╭─ DATA
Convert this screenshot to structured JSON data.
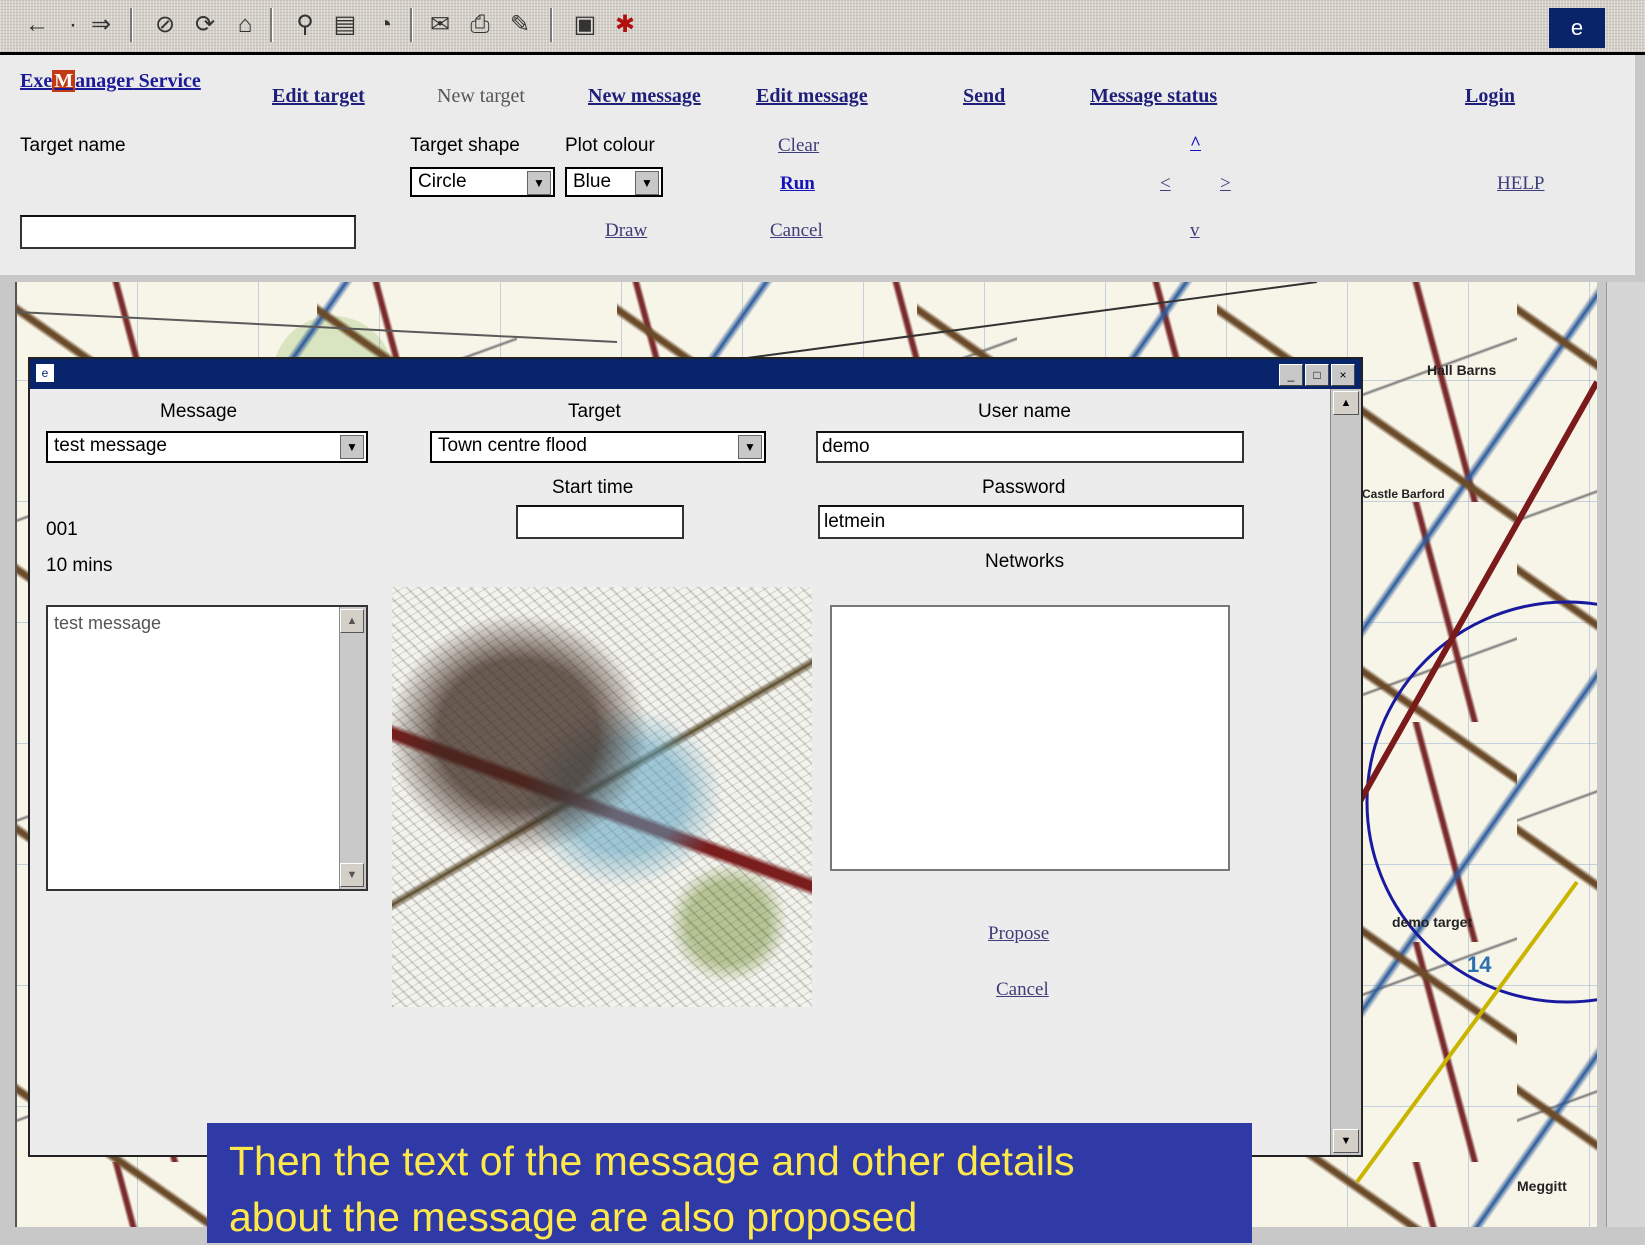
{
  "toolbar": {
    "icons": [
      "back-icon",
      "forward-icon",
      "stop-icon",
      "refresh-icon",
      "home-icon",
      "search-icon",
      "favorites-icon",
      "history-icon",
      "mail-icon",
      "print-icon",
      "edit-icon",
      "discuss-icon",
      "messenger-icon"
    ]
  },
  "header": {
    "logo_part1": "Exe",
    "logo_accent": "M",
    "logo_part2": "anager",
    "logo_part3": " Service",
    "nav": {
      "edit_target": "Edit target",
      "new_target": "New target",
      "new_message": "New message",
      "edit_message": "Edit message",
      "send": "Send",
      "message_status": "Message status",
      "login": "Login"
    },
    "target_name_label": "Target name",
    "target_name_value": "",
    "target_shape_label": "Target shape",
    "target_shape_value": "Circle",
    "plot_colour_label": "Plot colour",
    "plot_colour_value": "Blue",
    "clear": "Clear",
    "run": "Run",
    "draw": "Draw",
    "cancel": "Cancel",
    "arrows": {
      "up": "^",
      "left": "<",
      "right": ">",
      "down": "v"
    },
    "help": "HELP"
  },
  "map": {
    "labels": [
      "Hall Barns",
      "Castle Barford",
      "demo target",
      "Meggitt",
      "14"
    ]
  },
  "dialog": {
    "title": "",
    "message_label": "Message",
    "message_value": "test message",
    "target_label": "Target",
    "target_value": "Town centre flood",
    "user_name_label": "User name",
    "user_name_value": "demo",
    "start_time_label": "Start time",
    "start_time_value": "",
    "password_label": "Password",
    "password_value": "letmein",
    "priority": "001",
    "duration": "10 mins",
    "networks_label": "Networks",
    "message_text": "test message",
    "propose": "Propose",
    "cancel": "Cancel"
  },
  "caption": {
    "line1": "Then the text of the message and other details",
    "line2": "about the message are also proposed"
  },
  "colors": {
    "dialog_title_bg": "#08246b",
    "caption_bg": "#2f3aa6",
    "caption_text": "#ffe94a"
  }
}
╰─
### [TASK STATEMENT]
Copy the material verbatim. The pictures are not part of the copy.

### [EXPECTED OUTPUT]
Convert this screenshot to structured JSON data.
{
  "toolbar": {
    "icons": [
      "back-icon",
      "forward-icon",
      "stop-icon",
      "refresh-icon",
      "home-icon",
      "search-icon",
      "favorites-icon",
      "history-icon",
      "mail-icon",
      "print-icon",
      "edit-icon",
      "discuss-icon",
      "messenger-icon"
    ]
  },
  "header": {
    "logo_part1": "Exe",
    "logo_accent": "M",
    "logo_part2": "anager",
    "logo_part3": " Service",
    "nav": {
      "edit_target": "Edit target",
      "new_target": "New target",
      "new_message": "New message",
      "edit_message": "Edit message",
      "send": "Send",
      "message_status": "Message status",
      "login": "Login"
    },
    "target_name_label": "Target name",
    "target_name_value": "",
    "target_shape_label": "Target shape",
    "target_shape_value": "Circle",
    "plot_colour_label": "Plot colour",
    "plot_colour_value": "Blue",
    "clear": "Clear",
    "run": "Run",
    "draw": "Draw",
    "cancel": "Cancel",
    "arrows": {
      "up": "^",
      "left": "<",
      "right": ">",
      "down": "v"
    },
    "help": "HELP"
  },
  "map": {
    "labels": [
      "Hall Barns",
      "Castle Barford",
      "demo target",
      "Meggitt",
      "14"
    ]
  },
  "dialog": {
    "title": "",
    "message_label": "Message",
    "message_value": "test message",
    "target_label": "Target",
    "target_value": "Town centre flood",
    "user_name_label": "User name",
    "user_name_value": "demo",
    "start_time_label": "Start time",
    "start_time_value": "",
    "password_label": "Password",
    "password_value": "letmein",
    "priority": "001",
    "duration": "10 mins",
    "networks_label": "Networks",
    "message_text": "test message",
    "propose": "Propose",
    "cancel": "Cancel"
  },
  "caption": {
    "line1": "Then the text of the message and other details",
    "line2": "about the message are also proposed"
  },
  "colors": {
    "dialog_title_bg": "#08246b",
    "caption_bg": "#2f3aa6",
    "caption_text": "#ffe94a"
  }
}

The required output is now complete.